■ **PROBLEM**
Select from the data all lines with the word "glyph".

■ **ENTRIES SUPPLIED**
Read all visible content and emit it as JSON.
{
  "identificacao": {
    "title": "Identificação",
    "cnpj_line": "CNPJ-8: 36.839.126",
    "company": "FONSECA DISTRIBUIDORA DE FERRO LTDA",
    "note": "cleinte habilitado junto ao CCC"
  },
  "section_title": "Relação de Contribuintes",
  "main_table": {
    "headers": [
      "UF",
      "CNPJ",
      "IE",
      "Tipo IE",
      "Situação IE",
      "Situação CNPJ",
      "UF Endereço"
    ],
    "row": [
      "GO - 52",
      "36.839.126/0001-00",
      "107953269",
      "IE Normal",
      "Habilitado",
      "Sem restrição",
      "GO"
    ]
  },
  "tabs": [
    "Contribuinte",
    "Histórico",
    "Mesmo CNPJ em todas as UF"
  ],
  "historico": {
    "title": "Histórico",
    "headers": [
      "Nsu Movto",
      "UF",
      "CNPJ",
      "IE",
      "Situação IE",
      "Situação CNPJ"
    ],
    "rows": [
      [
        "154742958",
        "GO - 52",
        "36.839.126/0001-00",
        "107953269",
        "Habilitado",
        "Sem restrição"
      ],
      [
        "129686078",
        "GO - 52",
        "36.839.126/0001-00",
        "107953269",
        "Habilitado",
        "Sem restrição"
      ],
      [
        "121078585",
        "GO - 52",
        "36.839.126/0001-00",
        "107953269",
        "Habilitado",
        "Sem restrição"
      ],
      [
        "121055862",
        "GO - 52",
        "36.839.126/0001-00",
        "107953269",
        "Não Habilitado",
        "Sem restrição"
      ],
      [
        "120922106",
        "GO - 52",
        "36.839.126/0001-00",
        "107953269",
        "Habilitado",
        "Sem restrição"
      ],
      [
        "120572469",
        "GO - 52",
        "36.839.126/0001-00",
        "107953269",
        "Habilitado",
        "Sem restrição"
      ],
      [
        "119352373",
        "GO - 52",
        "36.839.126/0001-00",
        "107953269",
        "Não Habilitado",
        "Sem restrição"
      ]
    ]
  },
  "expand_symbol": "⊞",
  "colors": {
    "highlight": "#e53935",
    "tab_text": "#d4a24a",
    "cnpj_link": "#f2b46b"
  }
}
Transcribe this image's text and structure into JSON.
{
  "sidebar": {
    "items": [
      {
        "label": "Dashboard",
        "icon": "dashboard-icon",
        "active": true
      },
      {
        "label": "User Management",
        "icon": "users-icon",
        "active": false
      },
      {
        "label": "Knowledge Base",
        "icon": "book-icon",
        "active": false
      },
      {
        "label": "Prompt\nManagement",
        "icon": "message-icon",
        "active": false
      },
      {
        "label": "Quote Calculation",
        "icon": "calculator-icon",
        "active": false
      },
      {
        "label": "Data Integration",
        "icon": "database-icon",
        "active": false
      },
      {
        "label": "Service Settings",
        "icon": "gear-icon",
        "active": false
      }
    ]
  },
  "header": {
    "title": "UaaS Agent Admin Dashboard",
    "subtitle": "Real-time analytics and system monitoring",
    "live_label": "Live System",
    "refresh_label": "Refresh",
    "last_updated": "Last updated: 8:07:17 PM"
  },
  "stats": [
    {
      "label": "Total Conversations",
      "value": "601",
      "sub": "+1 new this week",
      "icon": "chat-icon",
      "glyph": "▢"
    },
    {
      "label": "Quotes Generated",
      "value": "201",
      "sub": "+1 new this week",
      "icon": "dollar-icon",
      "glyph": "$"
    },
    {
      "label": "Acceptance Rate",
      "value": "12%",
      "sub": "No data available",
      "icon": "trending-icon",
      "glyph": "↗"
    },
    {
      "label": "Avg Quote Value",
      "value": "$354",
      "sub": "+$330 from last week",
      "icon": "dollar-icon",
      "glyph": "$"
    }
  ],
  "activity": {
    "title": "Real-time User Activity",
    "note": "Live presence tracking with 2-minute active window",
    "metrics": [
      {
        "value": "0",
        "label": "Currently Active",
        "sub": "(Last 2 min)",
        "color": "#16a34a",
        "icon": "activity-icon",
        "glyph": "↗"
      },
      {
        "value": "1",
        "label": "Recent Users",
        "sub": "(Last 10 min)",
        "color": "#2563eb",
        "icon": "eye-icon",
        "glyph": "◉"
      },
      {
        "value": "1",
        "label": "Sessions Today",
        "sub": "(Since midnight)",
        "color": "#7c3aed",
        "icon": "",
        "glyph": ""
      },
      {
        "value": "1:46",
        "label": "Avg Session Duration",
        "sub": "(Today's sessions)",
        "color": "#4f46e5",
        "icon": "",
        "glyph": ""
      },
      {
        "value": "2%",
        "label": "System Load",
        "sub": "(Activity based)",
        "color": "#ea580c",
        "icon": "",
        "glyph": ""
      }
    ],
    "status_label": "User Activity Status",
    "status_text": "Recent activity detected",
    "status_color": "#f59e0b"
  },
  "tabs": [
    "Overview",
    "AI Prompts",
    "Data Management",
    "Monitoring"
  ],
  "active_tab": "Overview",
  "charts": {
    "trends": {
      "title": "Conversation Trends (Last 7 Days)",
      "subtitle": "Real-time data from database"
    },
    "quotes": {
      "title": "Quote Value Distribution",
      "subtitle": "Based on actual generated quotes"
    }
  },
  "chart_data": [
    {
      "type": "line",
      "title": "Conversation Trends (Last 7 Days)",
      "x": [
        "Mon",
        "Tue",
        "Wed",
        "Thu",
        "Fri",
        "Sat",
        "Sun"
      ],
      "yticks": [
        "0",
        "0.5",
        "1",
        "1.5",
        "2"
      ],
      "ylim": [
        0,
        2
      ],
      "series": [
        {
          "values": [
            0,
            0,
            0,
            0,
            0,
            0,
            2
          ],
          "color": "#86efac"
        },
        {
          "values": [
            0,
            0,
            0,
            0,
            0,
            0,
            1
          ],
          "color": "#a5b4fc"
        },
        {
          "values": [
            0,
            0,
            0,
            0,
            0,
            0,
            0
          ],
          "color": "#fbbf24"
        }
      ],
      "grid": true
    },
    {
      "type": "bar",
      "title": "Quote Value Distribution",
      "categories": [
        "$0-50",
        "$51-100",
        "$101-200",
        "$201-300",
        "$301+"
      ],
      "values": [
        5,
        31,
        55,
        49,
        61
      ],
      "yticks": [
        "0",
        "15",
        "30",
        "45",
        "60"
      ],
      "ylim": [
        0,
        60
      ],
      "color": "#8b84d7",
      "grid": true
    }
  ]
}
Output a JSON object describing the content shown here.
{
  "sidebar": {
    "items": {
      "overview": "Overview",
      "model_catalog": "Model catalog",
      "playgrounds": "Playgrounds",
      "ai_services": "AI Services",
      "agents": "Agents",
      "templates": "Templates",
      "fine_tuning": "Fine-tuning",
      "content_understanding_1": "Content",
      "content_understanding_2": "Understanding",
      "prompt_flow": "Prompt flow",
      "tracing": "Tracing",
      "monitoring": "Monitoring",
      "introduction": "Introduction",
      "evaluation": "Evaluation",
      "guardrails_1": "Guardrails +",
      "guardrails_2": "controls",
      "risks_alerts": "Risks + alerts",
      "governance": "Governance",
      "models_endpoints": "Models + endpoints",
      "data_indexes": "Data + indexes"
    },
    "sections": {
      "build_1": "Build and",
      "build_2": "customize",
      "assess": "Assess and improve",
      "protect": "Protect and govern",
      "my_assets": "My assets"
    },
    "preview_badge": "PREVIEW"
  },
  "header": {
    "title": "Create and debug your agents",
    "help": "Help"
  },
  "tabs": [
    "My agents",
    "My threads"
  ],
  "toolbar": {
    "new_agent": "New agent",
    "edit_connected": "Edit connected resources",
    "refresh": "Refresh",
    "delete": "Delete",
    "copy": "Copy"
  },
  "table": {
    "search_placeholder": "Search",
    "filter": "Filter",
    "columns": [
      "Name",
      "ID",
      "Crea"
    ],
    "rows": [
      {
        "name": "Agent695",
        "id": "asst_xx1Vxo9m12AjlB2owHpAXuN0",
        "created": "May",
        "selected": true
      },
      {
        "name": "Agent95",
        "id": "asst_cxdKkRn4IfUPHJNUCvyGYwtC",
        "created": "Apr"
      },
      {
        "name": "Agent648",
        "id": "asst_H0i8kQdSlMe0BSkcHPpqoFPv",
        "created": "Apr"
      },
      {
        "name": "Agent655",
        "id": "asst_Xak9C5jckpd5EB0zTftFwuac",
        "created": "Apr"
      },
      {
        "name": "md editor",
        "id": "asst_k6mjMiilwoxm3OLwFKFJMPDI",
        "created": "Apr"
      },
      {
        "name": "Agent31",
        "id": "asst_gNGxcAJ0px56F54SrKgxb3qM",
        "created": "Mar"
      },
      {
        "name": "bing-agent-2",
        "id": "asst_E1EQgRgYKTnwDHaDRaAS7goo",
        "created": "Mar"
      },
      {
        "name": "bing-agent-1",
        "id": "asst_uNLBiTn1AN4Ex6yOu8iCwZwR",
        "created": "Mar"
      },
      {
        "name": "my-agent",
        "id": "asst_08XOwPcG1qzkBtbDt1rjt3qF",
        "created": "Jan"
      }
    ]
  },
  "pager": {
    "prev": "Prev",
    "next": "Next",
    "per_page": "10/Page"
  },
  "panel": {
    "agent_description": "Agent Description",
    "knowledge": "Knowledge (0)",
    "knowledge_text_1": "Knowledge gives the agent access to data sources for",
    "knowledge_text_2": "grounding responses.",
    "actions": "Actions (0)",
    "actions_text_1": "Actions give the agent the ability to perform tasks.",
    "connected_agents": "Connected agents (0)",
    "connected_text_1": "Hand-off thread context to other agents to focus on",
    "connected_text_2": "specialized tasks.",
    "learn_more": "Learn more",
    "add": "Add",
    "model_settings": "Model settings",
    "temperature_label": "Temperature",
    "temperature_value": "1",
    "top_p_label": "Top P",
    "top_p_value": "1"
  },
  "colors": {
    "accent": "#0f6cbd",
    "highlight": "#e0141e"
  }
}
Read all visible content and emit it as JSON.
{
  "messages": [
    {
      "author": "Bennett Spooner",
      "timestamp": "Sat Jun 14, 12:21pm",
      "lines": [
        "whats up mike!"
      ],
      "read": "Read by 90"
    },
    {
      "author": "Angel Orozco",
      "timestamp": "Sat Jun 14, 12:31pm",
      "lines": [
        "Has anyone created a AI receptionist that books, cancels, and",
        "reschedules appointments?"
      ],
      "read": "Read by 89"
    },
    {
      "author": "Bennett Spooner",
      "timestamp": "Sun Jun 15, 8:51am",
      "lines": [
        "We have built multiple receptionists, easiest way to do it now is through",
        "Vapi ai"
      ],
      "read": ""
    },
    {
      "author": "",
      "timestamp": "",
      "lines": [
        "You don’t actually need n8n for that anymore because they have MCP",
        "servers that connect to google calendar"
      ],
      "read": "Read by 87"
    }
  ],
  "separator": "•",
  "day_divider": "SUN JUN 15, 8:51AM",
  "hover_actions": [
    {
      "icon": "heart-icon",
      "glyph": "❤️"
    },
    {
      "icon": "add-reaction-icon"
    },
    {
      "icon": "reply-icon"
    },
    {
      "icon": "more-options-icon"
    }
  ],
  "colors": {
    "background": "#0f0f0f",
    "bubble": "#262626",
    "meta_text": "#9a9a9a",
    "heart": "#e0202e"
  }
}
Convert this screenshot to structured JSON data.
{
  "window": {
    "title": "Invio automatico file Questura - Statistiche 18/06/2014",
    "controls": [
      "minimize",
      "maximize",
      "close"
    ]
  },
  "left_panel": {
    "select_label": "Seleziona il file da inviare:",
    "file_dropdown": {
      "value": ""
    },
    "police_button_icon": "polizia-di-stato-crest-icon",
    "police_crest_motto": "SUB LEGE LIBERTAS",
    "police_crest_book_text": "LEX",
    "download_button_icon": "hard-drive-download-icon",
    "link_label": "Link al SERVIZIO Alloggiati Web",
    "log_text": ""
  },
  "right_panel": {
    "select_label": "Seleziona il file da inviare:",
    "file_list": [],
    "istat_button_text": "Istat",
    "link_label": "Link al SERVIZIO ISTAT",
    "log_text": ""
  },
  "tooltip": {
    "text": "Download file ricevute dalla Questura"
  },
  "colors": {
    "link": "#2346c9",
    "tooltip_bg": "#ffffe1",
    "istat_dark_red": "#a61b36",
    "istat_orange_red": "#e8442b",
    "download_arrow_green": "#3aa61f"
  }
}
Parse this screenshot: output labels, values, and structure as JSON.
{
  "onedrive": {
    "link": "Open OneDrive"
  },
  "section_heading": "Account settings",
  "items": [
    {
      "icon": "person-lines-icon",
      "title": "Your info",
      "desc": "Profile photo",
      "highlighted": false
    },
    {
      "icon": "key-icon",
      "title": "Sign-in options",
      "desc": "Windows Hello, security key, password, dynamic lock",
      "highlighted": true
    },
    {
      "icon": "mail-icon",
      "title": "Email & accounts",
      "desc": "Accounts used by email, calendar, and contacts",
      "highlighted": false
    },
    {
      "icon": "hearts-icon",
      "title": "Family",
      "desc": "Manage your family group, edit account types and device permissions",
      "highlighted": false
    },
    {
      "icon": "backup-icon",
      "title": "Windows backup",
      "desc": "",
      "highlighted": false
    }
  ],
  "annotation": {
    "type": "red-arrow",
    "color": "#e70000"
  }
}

■ **ANSWER SPACE**
      "glyph": "▢"
      "glyph": "$"
      "glyph": "↗"
      "glyph": "$"
        "glyph": "↗"
        "glyph": "◉"
        "glyph": ""
        "glyph": ""
        "glyph": ""
      "glyph": "❤️"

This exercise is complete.